→ **Assignment**:
Each line below should be copied exactly as it stands.

→ **Listed entries**:
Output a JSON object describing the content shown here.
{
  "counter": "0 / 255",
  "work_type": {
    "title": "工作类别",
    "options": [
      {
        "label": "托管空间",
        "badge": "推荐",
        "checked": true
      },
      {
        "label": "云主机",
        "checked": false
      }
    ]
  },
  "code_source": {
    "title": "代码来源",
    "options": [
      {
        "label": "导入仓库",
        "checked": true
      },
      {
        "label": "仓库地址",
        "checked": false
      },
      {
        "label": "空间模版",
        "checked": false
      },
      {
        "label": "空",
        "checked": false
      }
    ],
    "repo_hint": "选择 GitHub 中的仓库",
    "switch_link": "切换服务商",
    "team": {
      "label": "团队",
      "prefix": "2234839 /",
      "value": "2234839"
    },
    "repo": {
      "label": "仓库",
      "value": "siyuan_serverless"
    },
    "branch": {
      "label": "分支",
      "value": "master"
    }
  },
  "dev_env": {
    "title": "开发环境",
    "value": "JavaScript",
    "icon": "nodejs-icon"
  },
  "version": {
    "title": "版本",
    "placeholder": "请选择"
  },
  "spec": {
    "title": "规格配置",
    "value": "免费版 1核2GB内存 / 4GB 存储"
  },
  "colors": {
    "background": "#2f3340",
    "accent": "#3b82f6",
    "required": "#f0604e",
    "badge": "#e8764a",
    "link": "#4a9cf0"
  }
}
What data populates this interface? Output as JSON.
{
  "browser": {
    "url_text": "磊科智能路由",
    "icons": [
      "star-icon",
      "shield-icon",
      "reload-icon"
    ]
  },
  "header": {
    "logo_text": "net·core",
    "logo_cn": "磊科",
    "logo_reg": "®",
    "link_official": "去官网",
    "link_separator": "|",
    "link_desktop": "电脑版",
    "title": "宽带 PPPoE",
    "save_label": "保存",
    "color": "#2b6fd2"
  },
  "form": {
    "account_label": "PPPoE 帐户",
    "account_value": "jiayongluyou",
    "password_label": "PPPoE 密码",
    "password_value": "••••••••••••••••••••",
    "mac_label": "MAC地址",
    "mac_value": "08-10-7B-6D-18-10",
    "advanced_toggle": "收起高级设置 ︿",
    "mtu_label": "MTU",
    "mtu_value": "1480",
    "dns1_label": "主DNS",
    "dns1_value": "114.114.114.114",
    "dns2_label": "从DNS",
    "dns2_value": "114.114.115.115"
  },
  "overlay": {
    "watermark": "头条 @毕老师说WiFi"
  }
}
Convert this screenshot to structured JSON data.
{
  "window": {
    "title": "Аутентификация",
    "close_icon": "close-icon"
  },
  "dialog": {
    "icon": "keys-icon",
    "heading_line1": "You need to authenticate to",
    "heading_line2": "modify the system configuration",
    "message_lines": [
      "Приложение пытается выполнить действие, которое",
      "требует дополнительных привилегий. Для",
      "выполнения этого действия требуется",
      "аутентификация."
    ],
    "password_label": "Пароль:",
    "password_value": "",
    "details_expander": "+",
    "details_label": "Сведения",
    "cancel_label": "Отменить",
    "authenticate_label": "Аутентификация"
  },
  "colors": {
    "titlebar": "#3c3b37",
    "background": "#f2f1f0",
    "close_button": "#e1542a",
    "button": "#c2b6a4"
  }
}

→ **Exercise response**:
Output a JSON object describing the content shown here.
{
  "counter": "0 / 255",
  "work_type": {
    "title": "工作类别",
    "options": [
      {
        "label": "托管空间",
        "badge": "推荐",
        "checked": true
      },
      {
        "label": "云主机",
        "checked": false
      }
    ]
  },
  "code_source": {
    "title": "代码来源",
    "options": [
      {
        "label": "导入仓库",
        "checked": true
      },
      {
        "label": "仓库地址",
        "checked": false
      },
      {
        "label": "空间模版",
        "checked": false
      },
      {
        "label": "空",
        "checked": false
      }
    ],
    "repo_hint": "选择 GitHub 中的仓库",
    "switch_link": "切换服务商",
    "team": {
      "label": "团队",
      "prefix": "2234839 /",
      "value": "2234839"
    },
    "repo": {
      "label": "仓库",
      "value": "siyuan_serverless"
    },
    "branch": {
      "label": "分支",
      "value": "master"
    }
  },
  "dev_env": {
    "title": "开发环境",
    "value": "JavaScript",
    "icon": "nodejs-icon"
  },
  "version": {
    "title": "版本",
    "placeholder": "请选择"
  },
  "spec": {
    "title": "规格配置",
    "value": "免费版 1核2GB内存 / 4GB 存储"
  },
  "colors": {
    "background": "#2f3340",
    "accent": "#3b82f6",
    "required": "#f0604e",
    "badge": "#e8764a",
    "link": "#4a9cf0"
  }
}
What data populates this interface? Output as JSON.
{
  "browser": {
    "url_text": "磊科智能路由",
    "icons": [
      "star-icon",
      "shield-icon",
      "reload-icon"
    ]
  },
  "header": {
    "logo_text": "net·core",
    "logo_cn": "磊科",
    "logo_reg": "®",
    "link_official": "去官网",
    "link_separator": "|",
    "link_desktop": "电脑版",
    "title": "宽带 PPPoE",
    "save_label": "保存",
    "color": "#2b6fd2"
  },
  "form": {
    "account_label": "PPPoE 帐户",
    "account_value": "jiayongluyou",
    "password_label": "PPPoE 密码",
    "password_value": "••••••••••••••••••••",
    "mac_label": "MAC地址",
    "mac_value": "08-10-7B-6D-18-10",
    "advanced_toggle": "收起高级设置 ︿",
    "mtu_label": "MTU",
    "mtu_value": "1480",
    "dns1_label": "主DNS",
    "dns1_value": "114.114.114.114",
    "dns2_label": "从DNS",
    "dns2_value": "114.114.115.115"
  },
  "overlay": {
    "watermark": "头条 @毕老师说WiFi"
  }
}
Convert this screenshot to structured JSON data.
{
  "window": {
    "title": "Аутентификация",
    "close_icon": "close-icon"
  },
  "dialog": {
    "icon": "keys-icon",
    "heading_line1": "You need to authenticate to",
    "heading_line2": "modify the system configuration",
    "message_lines": [
      "Приложение пытается выполнить действие, которое",
      "требует дополнительных привилегий. Для",
      "выполнения этого действия требуется",
      "аутентификация."
    ],
    "password_label": "Пароль:",
    "password_value": "",
    "details_expander": "+",
    "details_label": "Сведения",
    "cancel_label": "Отменить",
    "authenticate_label": "Аутентификация"
  },
  "colors": {
    "titlebar": "#3c3b37",
    "background": "#f2f1f0",
    "close_button": "#e1542a",
    "button": "#c2b6a4"
  }
}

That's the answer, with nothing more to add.